MA: As I have not been active in Germany myself, and only briefly spoken to German union organizers about this, I can’t really go into any details. But from my limited experience, radical union organizers, like for instance those within the FAU [Freie Arbeiterinnen- und Arbeiter-Union, a anarcho-syndicalist union in Germany], see these works councils as a double-edged sword. A tool that can be used to facilitate organizing and the building of real workers’ power on the shop floor, but potentially also a way to recuperate and institutionalize struggles, much like elections and parliamentarism do with social movements. Of course, from a U.S. perspective such works councils can almost seem utopian, since many workers there in practice don’t even have basic rights or any say at all, and risk getting fired at first sign of voicing their opinion. But exciting as that contrast might make the councils, we have to keep a cool head and don’t mistake this for the real thing – the hard and long work of building power at the base, be it in our places of work, in social movements, or in our neighborhoods.
Editorial note: It is worthwhile to point out the the syndicalist and anarcho-syndicalist movement in Europe has traditionally been divided around the various schemes of “works councils” introduced in many countries during the post-WWII period. Generally all large companies are required to have state-sponsored elections to workplace councils that have a consultative role in company policies and often receive state funding. While mainstream unions traditionally participate by running candidates for the workplace councils, more militant unionists see the arrangement as bypassing the traditional functions of the unions.
Unions such as the SAC in Sweden and FAU in Germany are critical but participate reluctantly inside the works councils to some degree. In Spain for instance, following the fall of Franco dictatorship and legalization of the CNT, the union underwent a dramatic split in the early 1980s over this very question.
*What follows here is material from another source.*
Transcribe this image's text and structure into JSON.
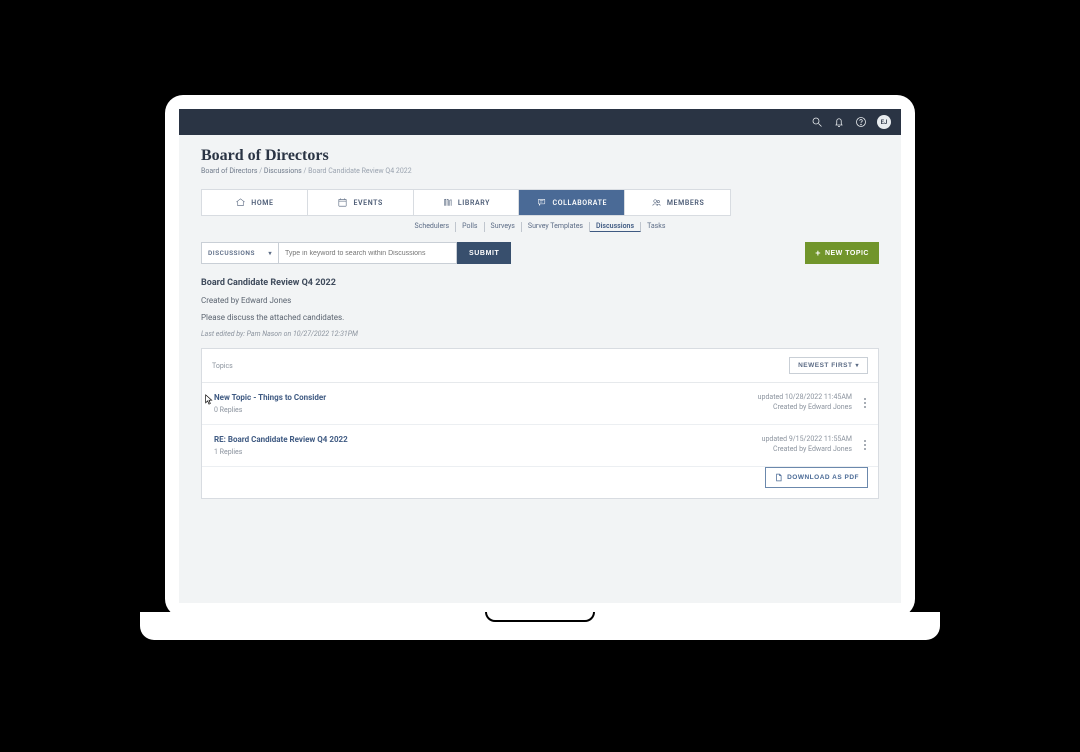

Those opposed to participation in the workplace councils, which also involved government funding to unions, retained the CNT name and the resulting split of unions which participate in the workplace councils became the CGT, which is now the 4th largest union in Spain.